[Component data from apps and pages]
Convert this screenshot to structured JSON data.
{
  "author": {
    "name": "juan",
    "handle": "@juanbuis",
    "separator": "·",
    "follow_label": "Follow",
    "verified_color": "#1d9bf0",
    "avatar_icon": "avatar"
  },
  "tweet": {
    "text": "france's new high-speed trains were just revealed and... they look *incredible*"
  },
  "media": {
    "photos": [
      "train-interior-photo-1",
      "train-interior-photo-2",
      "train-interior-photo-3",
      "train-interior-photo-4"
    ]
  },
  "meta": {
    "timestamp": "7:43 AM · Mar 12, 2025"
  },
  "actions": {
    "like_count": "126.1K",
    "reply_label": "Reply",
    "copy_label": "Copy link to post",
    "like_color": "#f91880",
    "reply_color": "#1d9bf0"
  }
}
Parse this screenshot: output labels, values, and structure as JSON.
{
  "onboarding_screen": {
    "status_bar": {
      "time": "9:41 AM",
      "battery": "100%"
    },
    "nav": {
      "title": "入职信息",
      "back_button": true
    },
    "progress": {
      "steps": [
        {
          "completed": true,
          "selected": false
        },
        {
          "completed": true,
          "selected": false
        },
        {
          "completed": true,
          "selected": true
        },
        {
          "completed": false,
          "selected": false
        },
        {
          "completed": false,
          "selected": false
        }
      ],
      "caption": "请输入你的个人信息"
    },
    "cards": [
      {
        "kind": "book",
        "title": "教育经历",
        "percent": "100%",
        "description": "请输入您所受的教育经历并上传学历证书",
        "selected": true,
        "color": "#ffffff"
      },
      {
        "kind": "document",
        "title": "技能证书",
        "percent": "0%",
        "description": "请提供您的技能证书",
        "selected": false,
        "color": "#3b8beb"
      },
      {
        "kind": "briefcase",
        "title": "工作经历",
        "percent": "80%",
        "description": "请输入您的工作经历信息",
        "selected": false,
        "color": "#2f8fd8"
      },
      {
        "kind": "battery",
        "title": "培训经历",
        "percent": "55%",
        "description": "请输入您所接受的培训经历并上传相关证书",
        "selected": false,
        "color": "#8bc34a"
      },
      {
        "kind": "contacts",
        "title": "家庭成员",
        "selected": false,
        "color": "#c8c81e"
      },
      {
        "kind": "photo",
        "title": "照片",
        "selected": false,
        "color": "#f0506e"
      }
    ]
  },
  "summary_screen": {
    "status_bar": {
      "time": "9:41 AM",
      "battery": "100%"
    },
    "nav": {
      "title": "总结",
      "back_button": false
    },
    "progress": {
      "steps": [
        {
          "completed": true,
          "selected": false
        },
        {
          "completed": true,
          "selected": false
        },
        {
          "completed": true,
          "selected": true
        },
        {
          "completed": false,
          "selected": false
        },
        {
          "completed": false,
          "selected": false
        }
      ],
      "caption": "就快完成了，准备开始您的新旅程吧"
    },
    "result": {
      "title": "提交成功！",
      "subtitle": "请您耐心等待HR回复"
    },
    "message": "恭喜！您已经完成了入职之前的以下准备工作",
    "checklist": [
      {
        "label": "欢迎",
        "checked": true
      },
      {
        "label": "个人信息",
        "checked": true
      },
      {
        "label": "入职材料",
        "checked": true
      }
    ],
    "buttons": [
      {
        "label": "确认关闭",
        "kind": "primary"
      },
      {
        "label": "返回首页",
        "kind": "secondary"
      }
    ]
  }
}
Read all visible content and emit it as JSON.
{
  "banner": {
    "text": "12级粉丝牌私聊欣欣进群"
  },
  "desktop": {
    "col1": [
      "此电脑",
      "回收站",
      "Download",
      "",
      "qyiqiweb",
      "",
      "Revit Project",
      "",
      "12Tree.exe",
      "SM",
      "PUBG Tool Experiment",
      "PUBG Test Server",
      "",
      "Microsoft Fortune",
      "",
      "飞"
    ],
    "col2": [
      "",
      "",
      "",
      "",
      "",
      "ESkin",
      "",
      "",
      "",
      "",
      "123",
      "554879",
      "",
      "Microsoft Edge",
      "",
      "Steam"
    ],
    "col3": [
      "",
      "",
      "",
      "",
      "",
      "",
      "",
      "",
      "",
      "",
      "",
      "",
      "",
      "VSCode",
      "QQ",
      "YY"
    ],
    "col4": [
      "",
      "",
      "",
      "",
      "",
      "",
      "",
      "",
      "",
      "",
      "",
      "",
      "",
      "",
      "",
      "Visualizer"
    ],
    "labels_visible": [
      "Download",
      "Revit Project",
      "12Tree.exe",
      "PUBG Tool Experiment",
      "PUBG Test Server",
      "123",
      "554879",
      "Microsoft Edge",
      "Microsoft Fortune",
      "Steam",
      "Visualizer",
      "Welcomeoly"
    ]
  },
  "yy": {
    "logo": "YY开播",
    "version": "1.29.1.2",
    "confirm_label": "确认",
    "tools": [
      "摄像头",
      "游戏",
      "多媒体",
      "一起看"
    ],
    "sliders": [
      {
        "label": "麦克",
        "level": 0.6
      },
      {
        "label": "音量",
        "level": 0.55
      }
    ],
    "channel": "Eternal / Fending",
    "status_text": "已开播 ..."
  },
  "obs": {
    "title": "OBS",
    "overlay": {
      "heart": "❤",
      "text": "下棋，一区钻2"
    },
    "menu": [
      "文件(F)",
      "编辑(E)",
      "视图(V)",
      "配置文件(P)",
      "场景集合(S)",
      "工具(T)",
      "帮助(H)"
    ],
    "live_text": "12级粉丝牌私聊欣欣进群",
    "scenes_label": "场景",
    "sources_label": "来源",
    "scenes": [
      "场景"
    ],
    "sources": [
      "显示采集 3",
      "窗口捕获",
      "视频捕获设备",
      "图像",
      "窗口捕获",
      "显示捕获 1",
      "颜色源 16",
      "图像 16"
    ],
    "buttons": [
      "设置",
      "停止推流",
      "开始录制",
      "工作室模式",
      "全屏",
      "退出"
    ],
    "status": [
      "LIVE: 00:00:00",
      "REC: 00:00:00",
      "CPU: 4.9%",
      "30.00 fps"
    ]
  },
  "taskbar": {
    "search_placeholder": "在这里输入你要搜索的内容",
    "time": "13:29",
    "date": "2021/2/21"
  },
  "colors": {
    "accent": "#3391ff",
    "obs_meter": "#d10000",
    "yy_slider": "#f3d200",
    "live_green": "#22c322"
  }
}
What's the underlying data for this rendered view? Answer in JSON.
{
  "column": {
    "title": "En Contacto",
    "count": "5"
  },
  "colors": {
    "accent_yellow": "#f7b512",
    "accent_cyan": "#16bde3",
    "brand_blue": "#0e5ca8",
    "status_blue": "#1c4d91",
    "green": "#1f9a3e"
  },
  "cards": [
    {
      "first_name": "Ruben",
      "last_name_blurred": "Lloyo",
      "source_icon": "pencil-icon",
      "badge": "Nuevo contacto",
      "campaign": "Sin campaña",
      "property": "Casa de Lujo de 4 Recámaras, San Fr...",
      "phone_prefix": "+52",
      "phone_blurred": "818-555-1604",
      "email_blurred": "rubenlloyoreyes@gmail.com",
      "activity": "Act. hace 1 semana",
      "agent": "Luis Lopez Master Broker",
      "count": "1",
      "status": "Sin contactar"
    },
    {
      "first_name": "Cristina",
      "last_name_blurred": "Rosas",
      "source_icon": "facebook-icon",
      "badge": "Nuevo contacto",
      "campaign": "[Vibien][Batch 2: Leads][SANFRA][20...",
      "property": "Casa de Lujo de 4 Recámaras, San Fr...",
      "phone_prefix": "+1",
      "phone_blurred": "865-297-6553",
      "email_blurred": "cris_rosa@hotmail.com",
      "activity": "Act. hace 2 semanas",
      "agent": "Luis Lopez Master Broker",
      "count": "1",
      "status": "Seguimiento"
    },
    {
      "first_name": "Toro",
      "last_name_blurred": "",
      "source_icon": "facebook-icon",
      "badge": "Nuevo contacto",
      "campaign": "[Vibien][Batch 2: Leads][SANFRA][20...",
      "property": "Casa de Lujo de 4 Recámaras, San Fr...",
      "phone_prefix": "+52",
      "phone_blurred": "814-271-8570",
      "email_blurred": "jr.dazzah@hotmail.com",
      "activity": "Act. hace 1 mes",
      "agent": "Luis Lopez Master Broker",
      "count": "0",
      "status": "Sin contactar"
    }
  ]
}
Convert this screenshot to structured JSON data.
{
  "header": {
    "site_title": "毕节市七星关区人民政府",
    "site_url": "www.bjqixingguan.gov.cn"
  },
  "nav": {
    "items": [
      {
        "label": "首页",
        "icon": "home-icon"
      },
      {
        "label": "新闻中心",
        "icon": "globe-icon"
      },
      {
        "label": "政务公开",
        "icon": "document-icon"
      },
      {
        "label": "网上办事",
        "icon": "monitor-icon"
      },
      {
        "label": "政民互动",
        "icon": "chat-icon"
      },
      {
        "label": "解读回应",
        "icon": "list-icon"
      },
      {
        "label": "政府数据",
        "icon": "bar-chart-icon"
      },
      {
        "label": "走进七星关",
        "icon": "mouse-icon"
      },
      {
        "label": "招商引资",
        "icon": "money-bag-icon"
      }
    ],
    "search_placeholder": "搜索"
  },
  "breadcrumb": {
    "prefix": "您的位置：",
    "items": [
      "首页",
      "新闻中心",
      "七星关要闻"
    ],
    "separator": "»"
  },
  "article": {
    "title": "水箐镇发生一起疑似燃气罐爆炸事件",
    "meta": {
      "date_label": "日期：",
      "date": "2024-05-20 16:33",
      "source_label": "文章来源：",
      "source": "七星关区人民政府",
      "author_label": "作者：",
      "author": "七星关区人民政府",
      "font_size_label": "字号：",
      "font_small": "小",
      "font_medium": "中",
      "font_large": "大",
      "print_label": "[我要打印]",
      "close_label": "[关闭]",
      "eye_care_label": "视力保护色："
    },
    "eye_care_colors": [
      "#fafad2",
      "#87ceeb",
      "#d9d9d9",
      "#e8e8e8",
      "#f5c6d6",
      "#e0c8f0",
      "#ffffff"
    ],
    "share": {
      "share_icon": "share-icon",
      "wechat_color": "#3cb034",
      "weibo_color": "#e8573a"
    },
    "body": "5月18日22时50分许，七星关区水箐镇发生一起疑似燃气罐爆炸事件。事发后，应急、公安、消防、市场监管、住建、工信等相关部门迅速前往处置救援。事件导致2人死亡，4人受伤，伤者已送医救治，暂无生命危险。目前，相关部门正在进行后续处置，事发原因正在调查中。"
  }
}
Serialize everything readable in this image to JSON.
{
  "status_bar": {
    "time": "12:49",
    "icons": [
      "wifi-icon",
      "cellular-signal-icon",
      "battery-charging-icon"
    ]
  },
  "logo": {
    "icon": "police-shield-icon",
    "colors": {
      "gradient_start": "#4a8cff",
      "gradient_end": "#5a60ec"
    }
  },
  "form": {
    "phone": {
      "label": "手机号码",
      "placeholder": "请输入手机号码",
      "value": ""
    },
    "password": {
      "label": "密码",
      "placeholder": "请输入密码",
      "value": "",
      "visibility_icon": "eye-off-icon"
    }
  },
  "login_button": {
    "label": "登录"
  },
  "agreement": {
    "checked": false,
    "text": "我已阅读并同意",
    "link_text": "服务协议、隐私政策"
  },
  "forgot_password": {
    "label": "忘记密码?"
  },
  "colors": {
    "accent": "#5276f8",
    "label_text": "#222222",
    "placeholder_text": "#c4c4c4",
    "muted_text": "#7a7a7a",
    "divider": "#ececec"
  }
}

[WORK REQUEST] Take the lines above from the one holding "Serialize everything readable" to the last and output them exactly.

[RESPONSE TO THIS EXERCISE]
Serialize everything readable in this image to JSON.
{
  "status_bar": {
    "time": "12:49",
    "icons": [
      "wifi-icon",
      "cellular-signal-icon",
      "battery-charging-icon"
    ]
  },
  "logo": {
    "icon": "police-shield-icon",
    "colors": {
      "gradient_start": "#4a8cff",
      "gradient_end": "#5a60ec"
    }
  },
  "form": {
    "phone": {
      "label": "手机号码",
      "placeholder": "请输入手机号码",
      "value": ""
    },
    "password": {
      "label": "密码",
      "placeholder": "请输入密码",
      "value": "",
      "visibility_icon": "eye-off-icon"
    }
  },
  "login_button": {
    "label": "登录"
  },
  "agreement": {
    "checked": false,
    "text": "我已阅读并同意",
    "link_text": "服务协议、隐私政策"
  },
  "forgot_password": {
    "label": "忘记密码?"
  },
  "colors": {
    "accent": "#5276f8",
    "label_text": "#222222",
    "placeholder_text": "#c4c4c4",
    "muted_text": "#7a7a7a",
    "divider": "#ececec"
  }
}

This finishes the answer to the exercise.